I recently boarded an American Airlines 737 with big plans to catch up on some movies I’d missed in the theater. As I approached my seat, I noticed that the airplane was sparkling new and therefore I naturally assumed I’d be greeted with the latest in onboard entertainment technology.
Imagine my horror when I laid eyes on the tragic, empty shell that used to house the seat-back video units that we’ve come to expect onboard civilized airliners.
Airlines are finding it much more economical to provide content accessed through their own WiFi portals via a passenger’s own smartphone and/or tablets. Sometimes content and WiFi is free and sometimes it’s not, it depends on the content and the airline.
Tip: Always Pack Your Tablet!
Luckily, I always carry my iPad with me as this wasn’t my first rodeo and I’d been let down by airlines more than once or a hundred times before. Just as I muttered something to myself about having to hold my tablet in viewing position the whole flight, I was surprised and grateful to discover that the new seats had been equipped with tray-tables featuring very handy flaps to hold tablets and phones upright for easy movie watching, even with meal trays present.
But the experience got me thinking…which airlines really offer the best inflight entertainment options when all is said and done?
Ranking In-Flight Entertainment
A recent inflight entertainment report, from CableTV.com breaks down the offerings and ranks them from best to worst to make choosing your next flight easier.
Here are more details of CableTV.com’s ranking logic:
Alaska Airlines ranked first amongst the 10 major US airline companies — offering just a little more of everything in comparison to their competitors.
More airlines are rolling out free in-air messaging — this in-flight perk is offered on Alaska Airlines, Southwest, Delta, JetBlue, and (very select) United flights.
Four airlines tied for fourth place: American Airlines, JetBlue, Hawaiian Airlines, and United.
Unsurprisingly, the three distinctively budget US airline companies, Allegiant, Frontier, and Spirit Airlines tied for the lowest position, offering no entertainment options to their passengers.

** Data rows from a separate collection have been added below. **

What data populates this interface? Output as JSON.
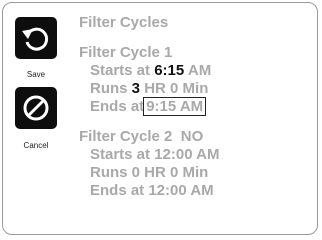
{
  "sidebar": {
    "save": {
      "label": "Save",
      "icon": "undo-arrow-icon"
    },
    "cancel": {
      "label": "Cancel",
      "icon": "no-entry-icon"
    }
  },
  "content": {
    "title": "Filter Cycles",
    "cycle1": {
      "heading": "Filter Cycle 1",
      "starts_prefix": "Starts at",
      "starts_time": "6:15",
      "starts_ampm": "AM",
      "runs_prefix": "Runs",
      "runs_hours": "3",
      "runs_suffix": "HR 0 Min",
      "ends_prefix": "Ends at",
      "ends_value": "9:15 AM"
    },
    "cycle2": {
      "heading": "Filter Cycle 2",
      "status": "NO",
      "starts": "Starts at 12:00 AM",
      "runs": "Runs 0 HR 0 Min",
      "ends": "Ends at 12:00 AM"
    }
  },
  "colors": {
    "text_muted": "#a9a9a9",
    "text_dark": "#111111",
    "button_bg": "#0d0d0d"
  }
}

Does an airline’s in-flight entertainment program influence your choice of airline?